:: EXERCISE MATERIAL ::

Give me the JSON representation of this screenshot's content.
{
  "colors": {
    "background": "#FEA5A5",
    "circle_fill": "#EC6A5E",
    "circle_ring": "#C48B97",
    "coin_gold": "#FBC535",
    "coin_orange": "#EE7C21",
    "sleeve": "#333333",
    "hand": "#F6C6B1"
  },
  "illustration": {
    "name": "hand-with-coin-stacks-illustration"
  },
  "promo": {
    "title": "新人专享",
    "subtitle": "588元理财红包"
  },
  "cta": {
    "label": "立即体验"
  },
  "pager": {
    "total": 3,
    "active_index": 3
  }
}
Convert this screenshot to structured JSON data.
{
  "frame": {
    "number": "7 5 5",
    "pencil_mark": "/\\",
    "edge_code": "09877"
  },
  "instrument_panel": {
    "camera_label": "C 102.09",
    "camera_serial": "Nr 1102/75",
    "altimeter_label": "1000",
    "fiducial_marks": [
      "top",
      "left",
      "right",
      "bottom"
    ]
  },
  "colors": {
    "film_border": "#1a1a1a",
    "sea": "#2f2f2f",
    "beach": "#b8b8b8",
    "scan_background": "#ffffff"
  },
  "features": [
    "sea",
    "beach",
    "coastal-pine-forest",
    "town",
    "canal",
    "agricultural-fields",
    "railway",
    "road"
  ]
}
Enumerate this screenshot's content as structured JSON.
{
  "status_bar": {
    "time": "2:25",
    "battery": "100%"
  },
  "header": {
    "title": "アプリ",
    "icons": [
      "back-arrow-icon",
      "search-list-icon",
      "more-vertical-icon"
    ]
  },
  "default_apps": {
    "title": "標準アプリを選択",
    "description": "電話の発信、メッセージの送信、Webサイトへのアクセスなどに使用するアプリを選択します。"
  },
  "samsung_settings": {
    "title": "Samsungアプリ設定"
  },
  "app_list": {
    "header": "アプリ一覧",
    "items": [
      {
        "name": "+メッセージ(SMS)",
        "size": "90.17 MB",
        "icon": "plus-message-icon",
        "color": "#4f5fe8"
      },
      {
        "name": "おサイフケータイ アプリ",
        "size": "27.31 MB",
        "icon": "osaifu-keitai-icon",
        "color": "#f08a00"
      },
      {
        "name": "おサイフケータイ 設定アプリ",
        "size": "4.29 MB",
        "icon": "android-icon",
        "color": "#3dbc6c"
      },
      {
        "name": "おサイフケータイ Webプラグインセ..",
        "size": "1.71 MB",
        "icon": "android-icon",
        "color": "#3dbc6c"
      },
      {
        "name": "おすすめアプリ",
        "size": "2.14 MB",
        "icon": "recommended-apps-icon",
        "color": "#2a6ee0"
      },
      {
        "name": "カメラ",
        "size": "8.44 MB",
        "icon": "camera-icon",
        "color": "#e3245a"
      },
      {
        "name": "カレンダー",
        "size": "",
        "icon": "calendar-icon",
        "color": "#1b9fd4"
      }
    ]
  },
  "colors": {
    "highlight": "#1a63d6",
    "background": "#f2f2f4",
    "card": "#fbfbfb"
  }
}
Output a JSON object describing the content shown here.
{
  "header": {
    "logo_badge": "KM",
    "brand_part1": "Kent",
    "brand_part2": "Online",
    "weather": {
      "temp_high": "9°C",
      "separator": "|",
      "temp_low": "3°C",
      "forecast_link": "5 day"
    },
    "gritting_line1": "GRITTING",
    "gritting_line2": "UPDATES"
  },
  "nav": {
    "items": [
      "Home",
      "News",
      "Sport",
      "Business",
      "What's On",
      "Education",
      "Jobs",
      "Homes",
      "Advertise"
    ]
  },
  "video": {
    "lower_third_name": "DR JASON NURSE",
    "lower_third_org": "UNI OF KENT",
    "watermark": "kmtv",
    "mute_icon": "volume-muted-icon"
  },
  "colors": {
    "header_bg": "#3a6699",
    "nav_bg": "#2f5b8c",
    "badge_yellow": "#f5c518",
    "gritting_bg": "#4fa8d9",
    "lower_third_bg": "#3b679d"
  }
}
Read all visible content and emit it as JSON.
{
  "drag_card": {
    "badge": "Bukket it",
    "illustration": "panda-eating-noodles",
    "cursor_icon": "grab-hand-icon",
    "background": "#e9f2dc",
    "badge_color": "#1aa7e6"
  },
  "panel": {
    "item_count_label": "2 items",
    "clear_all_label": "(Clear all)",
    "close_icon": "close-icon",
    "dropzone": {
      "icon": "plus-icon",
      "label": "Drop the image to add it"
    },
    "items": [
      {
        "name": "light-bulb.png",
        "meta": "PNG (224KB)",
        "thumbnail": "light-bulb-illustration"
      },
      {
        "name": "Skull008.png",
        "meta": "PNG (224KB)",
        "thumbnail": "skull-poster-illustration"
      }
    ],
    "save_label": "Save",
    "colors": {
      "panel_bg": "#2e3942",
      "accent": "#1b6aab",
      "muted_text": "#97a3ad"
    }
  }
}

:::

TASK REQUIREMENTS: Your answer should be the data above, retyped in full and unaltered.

EXERCISE ANSWER:
Give me the JSON representation of this screenshot's content.
{
  "colors": {
    "background": "#FEA5A5",
    "circle_fill": "#EC6A5E",
    "circle_ring": "#C48B97",
    "coin_gold": "#FBC535",
    "coin_orange": "#EE7C21",
    "sleeve": "#333333",
    "hand": "#F6C6B1"
  },
  "illustration": {
    "name": "hand-with-coin-stacks-illustration"
  },
  "promo": {
    "title": "新人专享",
    "subtitle": "588元理财红包"
  },
  "cta": {
    "label": "立即体验"
  },
  "pager": {
    "total": 3,
    "active_index": 3
  }
}
Convert this screenshot to structured JSON data.
{
  "frame": {
    "number": "7 5 5",
    "pencil_mark": "/\\",
    "edge_code": "09877"
  },
  "instrument_panel": {
    "camera_label": "C 102.09",
    "camera_serial": "Nr 1102/75",
    "altimeter_label": "1000",
    "fiducial_marks": [
      "top",
      "left",
      "right",
      "bottom"
    ]
  },
  "colors": {
    "film_border": "#1a1a1a",
    "sea": "#2f2f2f",
    "beach": "#b8b8b8",
    "scan_background": "#ffffff"
  },
  "features": [
    "sea",
    "beach",
    "coastal-pine-forest",
    "town",
    "canal",
    "agricultural-fields",
    "railway",
    "road"
  ]
}
Enumerate this screenshot's content as structured JSON.
{
  "status_bar": {
    "time": "2:25",
    "battery": "100%"
  },
  "header": {
    "title": "アプリ",
    "icons": [
      "back-arrow-icon",
      "search-list-icon",
      "more-vertical-icon"
    ]
  },
  "default_apps": {
    "title": "標準アプリを選択",
    "description": "電話の発信、メッセージの送信、Webサイトへのアクセスなどに使用するアプリを選択します。"
  },
  "samsung_settings": {
    "title": "Samsungアプリ設定"
  },
  "app_list": {
    "header": "アプリ一覧",
    "items": [
      {
        "name": "+メッセージ(SMS)",
        "size": "90.17 MB",
        "icon": "plus-message-icon",
        "color": "#4f5fe8"
      },
      {
        "name": "おサイフケータイ アプリ",
        "size": "27.31 MB",
        "icon": "osaifu-keitai-icon",
        "color": "#f08a00"
      },
      {
        "name": "おサイフケータイ 設定アプリ",
        "size": "4.29 MB",
        "icon": "android-icon",
        "color": "#3dbc6c"
      },
      {
        "name": "おサイフケータイ Webプラグインセ..",
        "size": "1.71 MB",
        "icon": "android-icon",
        "color": "#3dbc6c"
      },
      {
        "name": "おすすめアプリ",
        "size": "2.14 MB",
        "icon": "recommended-apps-icon",
        "color": "#2a6ee0"
      },
      {
        "name": "カメラ",
        "size": "8.44 MB",
        "icon": "camera-icon",
        "color": "#e3245a"
      },
      {
        "name": "カレンダー",
        "size": "",
        "icon": "calendar-icon",
        "color": "#1b9fd4"
      }
    ]
  },
  "colors": {
    "highlight": "#1a63d6",
    "background": "#f2f2f4",
    "card": "#fbfbfb"
  }
}
Output a JSON object describing the content shown here.
{
  "header": {
    "logo_badge": "KM",
    "brand_part1": "Kent",
    "brand_part2": "Online",
    "weather": {
      "temp_high": "9°C",
      "separator": "|",
      "temp_low": "3°C",
      "forecast_link": "5 day"
    },
    "gritting_line1": "GRITTING",
    "gritting_line2": "UPDATES"
  },
  "nav": {
    "items": [
      "Home",
      "News",
      "Sport",
      "Business",
      "What's On",
      "Education",
      "Jobs",
      "Homes",
      "Advertise"
    ]
  },
  "video": {
    "lower_third_name": "DR JASON NURSE",
    "lower_third_org": "UNI OF KENT",
    "watermark": "kmtv",
    "mute_icon": "volume-muted-icon"
  },
  "colors": {
    "header_bg": "#3a6699",
    "nav_bg": "#2f5b8c",
    "badge_yellow": "#f5c518",
    "gritting_bg": "#4fa8d9",
    "lower_third_bg": "#3b679d"
  }
}
Read all visible content and emit it as JSON.
{
  "drag_card": {
    "badge": "Bukket it",
    "illustration": "panda-eating-noodles",
    "cursor_icon": "grab-hand-icon",
    "background": "#e9f2dc",
    "badge_color": "#1aa7e6"
  },
  "panel": {
    "item_count_label": "2 items",
    "clear_all_label": "(Clear all)",
    "close_icon": "close-icon",
    "dropzone": {
      "icon": "plus-icon",
      "label": "Drop the image to add it"
    },
    "items": [
      {
        "name": "light-bulb.png",
        "meta": "PNG (224KB)",
        "thumbnail": "light-bulb-illustration"
      },
      {
        "name": "Skull008.png",
        "meta": "PNG (224KB)",
        "thumbnail": "skull-poster-illustration"
      }
    ],
    "save_label": "Save",
    "colors": {
      "panel_bg": "#2e3942",
      "accent": "#1b6aab",
      "muted_text": "#97a3ad"
    }
  }
}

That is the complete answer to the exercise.